- **Work to complete**
Output each line from the one that contains "Extract the structured" to the final line of the data below, exactly, and include nothing else.

- **Material for this task**
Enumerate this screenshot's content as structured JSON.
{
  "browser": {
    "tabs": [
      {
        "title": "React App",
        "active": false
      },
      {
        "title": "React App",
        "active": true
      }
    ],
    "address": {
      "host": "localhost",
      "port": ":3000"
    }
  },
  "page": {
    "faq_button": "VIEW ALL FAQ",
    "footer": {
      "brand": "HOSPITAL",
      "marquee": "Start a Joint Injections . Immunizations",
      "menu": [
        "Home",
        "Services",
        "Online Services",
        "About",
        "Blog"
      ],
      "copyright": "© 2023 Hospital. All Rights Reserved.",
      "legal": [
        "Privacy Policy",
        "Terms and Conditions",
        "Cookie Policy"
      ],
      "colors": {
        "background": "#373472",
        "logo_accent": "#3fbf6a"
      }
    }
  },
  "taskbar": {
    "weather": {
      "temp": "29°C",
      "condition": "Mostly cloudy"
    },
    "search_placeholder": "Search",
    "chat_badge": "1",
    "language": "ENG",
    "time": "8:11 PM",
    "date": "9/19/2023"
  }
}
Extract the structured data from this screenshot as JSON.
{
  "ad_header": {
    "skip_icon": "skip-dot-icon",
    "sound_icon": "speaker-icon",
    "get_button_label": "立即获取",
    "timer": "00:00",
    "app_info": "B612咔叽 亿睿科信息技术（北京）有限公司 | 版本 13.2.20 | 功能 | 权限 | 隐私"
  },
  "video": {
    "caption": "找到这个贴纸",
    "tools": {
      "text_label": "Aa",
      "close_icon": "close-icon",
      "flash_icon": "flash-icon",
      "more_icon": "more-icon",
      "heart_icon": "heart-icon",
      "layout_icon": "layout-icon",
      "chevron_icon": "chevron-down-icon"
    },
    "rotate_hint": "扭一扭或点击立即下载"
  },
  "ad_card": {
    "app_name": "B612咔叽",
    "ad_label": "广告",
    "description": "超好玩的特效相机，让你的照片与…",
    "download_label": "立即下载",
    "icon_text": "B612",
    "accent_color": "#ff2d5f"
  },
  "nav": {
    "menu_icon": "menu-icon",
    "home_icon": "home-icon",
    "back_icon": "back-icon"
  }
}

- **Answer box**
Extract the structured data from this screenshot as JSON.
{
  "ad_header": {
    "skip_icon": "skip-dot-icon",
    "sound_icon": "speaker-icon",
    "get_button_label": "立即获取",
    "timer": "00:00",
    "app_info": "B612咔叽 亿睿科信息技术（北京）有限公司 | 版本 13.2.20 | 功能 | 权限 | 隐私"
  },
  "video": {
    "caption": "找到这个贴纸",
    "tools": {
      "text_label": "Aa",
      "close_icon": "close-icon",
      "flash_icon": "flash-icon",
      "more_icon": "more-icon",
      "heart_icon": "heart-icon",
      "layout_icon": "layout-icon",
      "chevron_icon": "chevron-down-icon"
    },
    "rotate_hint": "扭一扭或点击立即下载"
  },
  "ad_card": {
    "app_name": "B612咔叽",
    "ad_label": "广告",
    "description": "超好玩的特效相机，让你的照片与…",
    "download_label": "立即下载",
    "icon_text": "B612",
    "accent_color": "#ff2d5f"
  },
  "nav": {
    "menu_icon": "menu-icon",
    "home_icon": "home-icon",
    "back_icon": "back-icon"
  }
}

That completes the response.